**Dataset rows describing interfaces**
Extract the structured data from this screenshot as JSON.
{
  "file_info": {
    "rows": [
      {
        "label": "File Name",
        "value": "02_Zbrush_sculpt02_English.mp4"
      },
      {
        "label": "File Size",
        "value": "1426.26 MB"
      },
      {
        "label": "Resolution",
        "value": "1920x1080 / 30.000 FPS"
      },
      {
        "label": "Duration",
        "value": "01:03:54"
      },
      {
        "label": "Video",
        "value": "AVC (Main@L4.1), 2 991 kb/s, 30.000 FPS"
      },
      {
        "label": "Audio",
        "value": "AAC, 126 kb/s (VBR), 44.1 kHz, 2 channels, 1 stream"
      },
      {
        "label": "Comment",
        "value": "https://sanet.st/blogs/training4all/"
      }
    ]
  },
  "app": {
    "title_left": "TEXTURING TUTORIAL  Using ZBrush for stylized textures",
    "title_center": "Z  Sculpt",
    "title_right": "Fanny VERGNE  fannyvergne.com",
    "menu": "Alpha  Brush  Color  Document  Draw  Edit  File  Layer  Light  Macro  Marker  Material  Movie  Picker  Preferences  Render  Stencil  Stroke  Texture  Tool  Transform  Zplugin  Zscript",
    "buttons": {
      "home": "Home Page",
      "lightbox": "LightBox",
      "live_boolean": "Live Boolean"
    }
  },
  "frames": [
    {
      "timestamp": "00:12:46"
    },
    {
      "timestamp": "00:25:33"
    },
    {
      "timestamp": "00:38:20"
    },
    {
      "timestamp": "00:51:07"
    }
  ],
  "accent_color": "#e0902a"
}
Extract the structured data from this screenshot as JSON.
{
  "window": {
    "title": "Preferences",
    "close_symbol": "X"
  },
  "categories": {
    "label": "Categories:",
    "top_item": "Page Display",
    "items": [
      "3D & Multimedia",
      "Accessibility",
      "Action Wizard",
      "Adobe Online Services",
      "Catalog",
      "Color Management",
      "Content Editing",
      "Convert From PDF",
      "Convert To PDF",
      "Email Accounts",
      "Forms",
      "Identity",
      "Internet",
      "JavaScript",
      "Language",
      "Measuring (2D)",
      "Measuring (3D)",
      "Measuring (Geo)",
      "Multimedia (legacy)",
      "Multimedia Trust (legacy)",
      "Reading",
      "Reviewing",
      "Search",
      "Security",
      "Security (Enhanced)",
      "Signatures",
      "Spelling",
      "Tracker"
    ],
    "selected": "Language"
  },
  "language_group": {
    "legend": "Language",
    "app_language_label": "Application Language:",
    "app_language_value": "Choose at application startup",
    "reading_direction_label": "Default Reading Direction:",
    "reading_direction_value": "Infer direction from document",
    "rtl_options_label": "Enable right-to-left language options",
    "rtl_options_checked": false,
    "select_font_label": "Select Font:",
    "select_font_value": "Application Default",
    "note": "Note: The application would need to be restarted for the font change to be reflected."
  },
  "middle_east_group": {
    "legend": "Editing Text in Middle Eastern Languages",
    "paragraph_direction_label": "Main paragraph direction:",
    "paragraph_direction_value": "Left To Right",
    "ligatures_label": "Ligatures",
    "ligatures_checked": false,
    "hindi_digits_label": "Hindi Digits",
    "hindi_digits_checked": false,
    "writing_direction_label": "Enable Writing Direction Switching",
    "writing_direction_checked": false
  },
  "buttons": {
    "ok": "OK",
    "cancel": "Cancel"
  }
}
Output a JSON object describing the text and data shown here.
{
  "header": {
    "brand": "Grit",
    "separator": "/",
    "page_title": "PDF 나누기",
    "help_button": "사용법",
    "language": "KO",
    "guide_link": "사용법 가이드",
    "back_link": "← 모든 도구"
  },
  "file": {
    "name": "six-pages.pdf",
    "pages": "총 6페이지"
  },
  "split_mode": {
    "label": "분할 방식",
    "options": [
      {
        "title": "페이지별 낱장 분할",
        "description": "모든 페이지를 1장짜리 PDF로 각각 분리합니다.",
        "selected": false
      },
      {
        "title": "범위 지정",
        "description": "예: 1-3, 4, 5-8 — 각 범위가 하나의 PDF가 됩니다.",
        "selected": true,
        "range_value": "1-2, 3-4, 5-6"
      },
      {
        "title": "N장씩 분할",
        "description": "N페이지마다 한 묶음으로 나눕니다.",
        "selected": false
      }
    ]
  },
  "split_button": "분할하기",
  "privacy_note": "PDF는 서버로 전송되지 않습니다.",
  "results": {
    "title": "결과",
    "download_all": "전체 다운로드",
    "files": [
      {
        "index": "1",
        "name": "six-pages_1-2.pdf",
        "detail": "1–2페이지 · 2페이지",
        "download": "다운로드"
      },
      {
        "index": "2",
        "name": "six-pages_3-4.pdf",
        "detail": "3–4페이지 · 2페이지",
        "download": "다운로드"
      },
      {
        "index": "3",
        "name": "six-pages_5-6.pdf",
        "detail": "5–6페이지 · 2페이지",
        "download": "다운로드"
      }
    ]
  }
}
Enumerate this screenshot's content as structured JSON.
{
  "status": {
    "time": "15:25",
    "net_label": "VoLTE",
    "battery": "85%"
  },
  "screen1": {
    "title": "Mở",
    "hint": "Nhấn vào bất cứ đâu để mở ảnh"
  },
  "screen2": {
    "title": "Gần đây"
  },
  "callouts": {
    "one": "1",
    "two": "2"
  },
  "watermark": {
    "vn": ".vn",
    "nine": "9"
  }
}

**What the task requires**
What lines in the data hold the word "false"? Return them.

**Exercise result**
    "rtl_options_checked": false,
    "ligatures_checked": false,
    "hindi_digits_checked": false,
    "writing_direction_checked": false
        "selected": false
        "selected": false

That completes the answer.